- _Requirement_: Output a character-exact copy of the data, images removed.

- _Available records_:
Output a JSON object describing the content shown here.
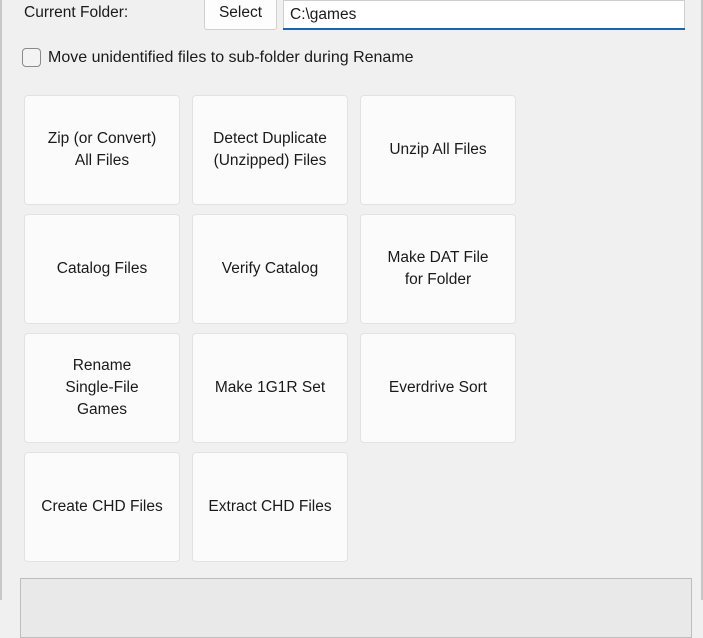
{
  "colors": {
    "background": "#f0f0f0",
    "button_face": "#fbfbfb",
    "button_border": "#e2e2e2",
    "accent_underline": "#1763b6",
    "panel_fill": "#e9e9e9",
    "panel_border": "#bdbdbd",
    "text": "#1a1a1a"
  },
  "folder": {
    "label": "Current Folder:",
    "select_button": "Select",
    "path_value": "C:\\games",
    "path_placeholder": "C:\\games"
  },
  "options": {
    "move_unidentified": {
      "label": "Move unidentified files to sub-folder during Rename",
      "checked": false
    }
  },
  "actions": {
    "rows": [
      [
        {
          "label": "Zip (or Convert)\nAll Files",
          "name": "zip-or-convert-all-files"
        },
        {
          "label": "Detect Duplicate\n(Unzipped) Files",
          "name": "detect-duplicate-unzipped-files"
        },
        {
          "label": "Unzip All Files",
          "name": "unzip-all-files"
        }
      ],
      [
        {
          "label": "Catalog Files",
          "name": "catalog-files"
        },
        {
          "label": "Verify Catalog",
          "name": "verify-catalog"
        },
        {
          "label": "Make DAT File\nfor Folder",
          "name": "make-dat-file-for-folder"
        }
      ],
      [
        {
          "label": "Rename\nSingle-File\nGames",
          "name": "rename-single-file-games"
        },
        {
          "label": "Make 1G1R Set",
          "name": "make-1g1r-set"
        },
        {
          "label": "Everdrive Sort",
          "name": "everdrive-sort"
        }
      ],
      [
        {
          "label": "Create CHD Files",
          "name": "create-chd-files"
        },
        {
          "label": "Extract CHD Files",
          "name": "extract-chd-files"
        }
      ]
    ]
  },
  "bottom_panel": {
    "content": ""
  }
}
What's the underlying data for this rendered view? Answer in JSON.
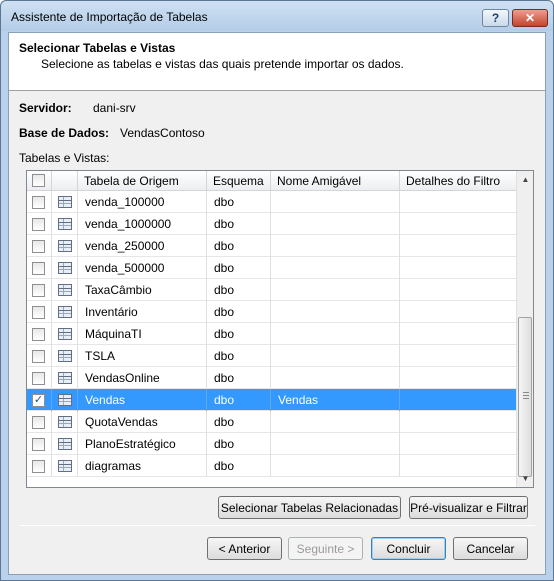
{
  "window": {
    "title": "Assistente de Importação de Tabelas",
    "help_glyph": "?",
    "close_glyph": "✕"
  },
  "header": {
    "title": "Selecionar Tabelas e Vistas",
    "subtitle": "Selecione as tabelas e vistas das quais pretende importar os dados."
  },
  "server": {
    "label": "Servidor:",
    "value": "dani-srv"
  },
  "database": {
    "label": "Base de Dados:",
    "value": "VendasContoso"
  },
  "tables_label": "Tabelas e Vistas:",
  "grid": {
    "columns": [
      "Tabela de Origem",
      "Esquema",
      "Nome Amigável",
      "Detalhes do Filtro"
    ],
    "rows": [
      {
        "checked": false,
        "source": "venda_100000",
        "schema": "dbo",
        "friendly": ""
      },
      {
        "checked": false,
        "source": "venda_1000000",
        "schema": "dbo",
        "friendly": ""
      },
      {
        "checked": false,
        "source": "venda_250000",
        "schema": "dbo",
        "friendly": ""
      },
      {
        "checked": false,
        "source": "venda_500000",
        "schema": "dbo",
        "friendly": ""
      },
      {
        "checked": false,
        "source": "TaxaCâmbio",
        "schema": "dbo",
        "friendly": ""
      },
      {
        "checked": false,
        "source": "Inventário",
        "schema": "dbo",
        "friendly": ""
      },
      {
        "checked": false,
        "source": "MáquinaTI",
        "schema": "dbo",
        "friendly": ""
      },
      {
        "checked": false,
        "source": "TSLA",
        "schema": "dbo",
        "friendly": ""
      },
      {
        "checked": false,
        "source": "VendasOnline",
        "schema": "dbo",
        "friendly": ""
      },
      {
        "checked": true,
        "source": "Vendas",
        "schema": "dbo",
        "friendly": "Vendas"
      },
      {
        "checked": false,
        "source": "QuotaVendas",
        "schema": "dbo",
        "friendly": ""
      },
      {
        "checked": false,
        "source": "PlanoEstratégico",
        "schema": "dbo",
        "friendly": ""
      },
      {
        "checked": false,
        "source": "diagramas",
        "schema": "dbo",
        "friendly": ""
      }
    ]
  },
  "buttons": {
    "related": "Selecionar Tabelas Relacionadas",
    "preview": "Pré-visualizar e Filtrar",
    "back": "< Anterior",
    "next": "Seguinte >",
    "finish": "Concluir",
    "cancel": "Cancelar"
  },
  "colors": {
    "selection": "#3399ff",
    "title_bar": "#b9d1ea"
  },
  "icons": [
    "help-icon",
    "close-icon",
    "table-icon",
    "checkbox-icon",
    "scroll-up-icon",
    "scroll-down-icon"
  ]
}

- _Answer area_:
Output a JSON object describing the content shown here.
{
  "colors": {
    "background": "#f0f0f0",
    "button_face": "#fbfbfb",
    "button_border": "#e2e2e2",
    "accent_underline": "#1763b6",
    "panel_fill": "#e9e9e9",
    "panel_border": "#bdbdbd",
    "text": "#1a1a1a"
  },
  "folder": {
    "label": "Current Folder:",
    "select_button": "Select",
    "path_value": "C:\\games",
    "path_placeholder": "C:\\games"
  },
  "options": {
    "move_unidentified": {
      "label": "Move unidentified files to sub-folder during Rename",
      "checked": false
    }
  },
  "actions": {
    "rows": [
      [
        {
          "label": "Zip (or Convert)\nAll Files",
          "name": "zip-or-convert-all-files"
        },
        {
          "label": "Detect Duplicate\n(Unzipped) Files",
          "name": "detect-duplicate-unzipped-files"
        },
        {
          "label": "Unzip All Files",
          "name": "unzip-all-files"
        }
      ],
      [
        {
          "label": "Catalog Files",
          "name": "catalog-files"
        },
        {
          "label": "Verify Catalog",
          "name": "verify-catalog"
        },
        {
          "label": "Make DAT File\nfor Folder",
          "name": "make-dat-file-for-folder"
        }
      ],
      [
        {
          "label": "Rename\nSingle-File\nGames",
          "name": "rename-single-file-games"
        },
        {
          "label": "Make 1G1R Set",
          "name": "make-1g1r-set"
        },
        {
          "label": "Everdrive Sort",
          "name": "everdrive-sort"
        }
      ],
      [
        {
          "label": "Create CHD Files",
          "name": "create-chd-files"
        },
        {
          "label": "Extract CHD Files",
          "name": "extract-chd-files"
        }
      ]
    ]
  },
  "bottom_panel": {
    "content": ""
  }
}
What's the underlying data for this rendered view? Answer in JSON.
{
  "window": {
    "title": "Assistente de Importação de Tabelas",
    "help_glyph": "?",
    "close_glyph": "✕"
  },
  "header": {
    "title": "Selecionar Tabelas e Vistas",
    "subtitle": "Selecione as tabelas e vistas das quais pretende importar os dados."
  },
  "server": {
    "label": "Servidor:",
    "value": "dani-srv"
  },
  "database": {
    "label": "Base de Dados:",
    "value": "VendasContoso"
  },
  "tables_label": "Tabelas e Vistas:",
  "grid": {
    "columns": [
      "Tabela de Origem",
      "Esquema",
      "Nome Amigável",
      "Detalhes do Filtro"
    ],
    "rows": [
      {
        "checked": false,
        "source": "venda_100000",
        "schema": "dbo",
        "friendly": ""
      },
      {
        "checked": false,
        "source": "venda_1000000",
        "schema": "dbo",
        "friendly": ""
      },
      {
        "checked": false,
        "source": "venda_250000",
        "schema": "dbo",
        "friendly": ""
      },
      {
        "checked": false,
        "source": "venda_500000",
        "schema": "dbo",
        "friendly": ""
      },
      {
        "checked": false,
        "source": "TaxaCâmbio",
        "schema": "dbo",
        "friendly": ""
      },
      {
        "checked": false,
        "source": "Inventário",
        "schema": "dbo",
        "friendly": ""
      },
      {
        "checked": false,
        "source": "MáquinaTI",
        "schema": "dbo",
        "friendly": ""
      },
      {
        "checked": false,
        "source": "TSLA",
        "schema": "dbo",
        "friendly": ""
      },
      {
        "checked": false,
        "source": "VendasOnline",
        "schema": "dbo",
        "friendly": ""
      },
      {
        "checked": true,
        "source": "Vendas",
        "schema": "dbo",
        "friendly": "Vendas"
      },
      {
        "checked": false,
        "source": "QuotaVendas",
        "schema": "dbo",
        "friendly": ""
      },
      {
        "checked": false,
        "source": "PlanoEstratégico",
        "schema": "dbo",
        "friendly": ""
      },
      {
        "checked": false,
        "source": "diagramas",
        "schema": "dbo",
        "friendly": ""
      }
    ]
  },
  "buttons": {
    "related": "Selecionar Tabelas Relacionadas",
    "preview": "Pré-visualizar e Filtrar",
    "back": "< Anterior",
    "next": "Seguinte >",
    "finish": "Concluir",
    "cancel": "Cancelar"
  },
  "colors": {
    "selection": "#3399ff",
    "title_bar": "#b9d1ea"
  },
  "icons": [
    "help-icon",
    "close-icon",
    "table-icon",
    "checkbox-icon",
    "scroll-up-icon",
    "scroll-down-icon"
  ]
}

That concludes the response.